Arab towns are only 2.5 per cent of Israel. In Israel’s 67 years, new Arab communities have not been built. And there has been no new building for the growing Arab population in the old Arab communities. The result is crowded homes and not enough houses.

The National Master Plan was a plan for houses for all the country. But there are only a few possibilities for Arab communities. There are plans for only 41 of 139 Arab communities. Committees in each area make plans for Arab towns but they often do not think about what the people really need.

It often takes years to wait for permission to build new houses. So people build illegally. In 2014, there were 38,261requests to build new houses in the Jewish sector and only1,844 in the Arab communities. This means only 4.6 per cent of new houses are for the Arab community.

There are plans to demolish Arab homes in the West Bank. B’tselem is an Israeli human rights organization. It says that between 2006 and February 2015 at least 847 Palestinian houses in the West Bank (excluding East Jerusalem) were demolished. There were 4,015 people (including 1,957 children) lost their homes.

Lost houses and lost dreams

Last year, 3,163 houses were sold in Israeli settlements in the West Bank for about 500,000 Israelis who live there illegally.

There are new plans to demolish the West Bank village of Susiya and if so up to 350 people will lose their homes.
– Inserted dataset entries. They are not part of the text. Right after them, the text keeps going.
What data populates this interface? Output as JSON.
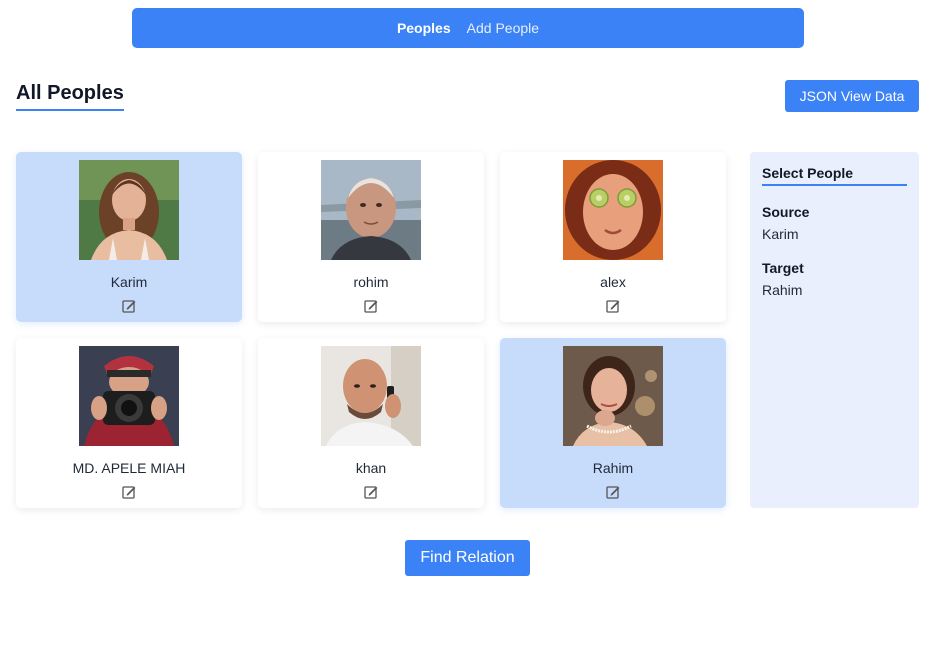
{
  "nav": {
    "items": [
      {
        "label": "Peoples",
        "active": true
      },
      {
        "label": "Add People",
        "active": false
      }
    ]
  },
  "page": {
    "title": "All Peoples",
    "json_button": "JSON View Data",
    "find_button": "Find Relation"
  },
  "people": [
    {
      "name": "Karim",
      "selected": true,
      "photo": "woman-portrait"
    },
    {
      "name": "rohim",
      "selected": false,
      "photo": "elderly-man-portrait"
    },
    {
      "name": "alex",
      "selected": false,
      "photo": "woman-cucumber-eyes"
    },
    {
      "name": "MD. APELE MIAH",
      "selected": false,
      "photo": "photographer-with-camera"
    },
    {
      "name": "khan",
      "selected": false,
      "photo": "bald-man-on-phone"
    },
    {
      "name": "Rahim",
      "selected": true,
      "photo": "woman-with-pearls"
    }
  ],
  "panel": {
    "title": "Select People",
    "source_label": "Source",
    "source_value": "Karim",
    "target_label": "Target",
    "target_value": "Rahim"
  },
  "colors": {
    "accent": "#3b82f6",
    "selected_card": "#c7dbfb",
    "panel_bg": "#e9effc"
  }
}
B’tselem says that Israeli settlers in the area have taken almost 300 hectares of the villagers’ land. It says that the past shows that if the Israeli authorities move the villagers from Khirbet Susiya, the settlers will take the land or the authorities will control it and give it to settlers.

The night before Um Saleem and Um Eyad protested, Knesset members and local people came to the protest tent in Taibeh.

A speaker said the situation as very dangerous. He said they can start the demolition without telling anybody. You can wake up when you hear a knock on your door at 2.00 in the morning and your home and your dreams are gone an hour later.

Ushruf is Um Saleem’s son He asked for help from the lawmakers. ‘No-one can understand the feelings of the people with demolished houses,’ he said. ‘If the demolition men come, I will stay on the roof of my house,’ he said. Two days later they stopped demolition plans for a while. Now the houses are standing. But what about the thousands of other houses?


(This article has been simplified so the words, text structure and quotes may have been changed).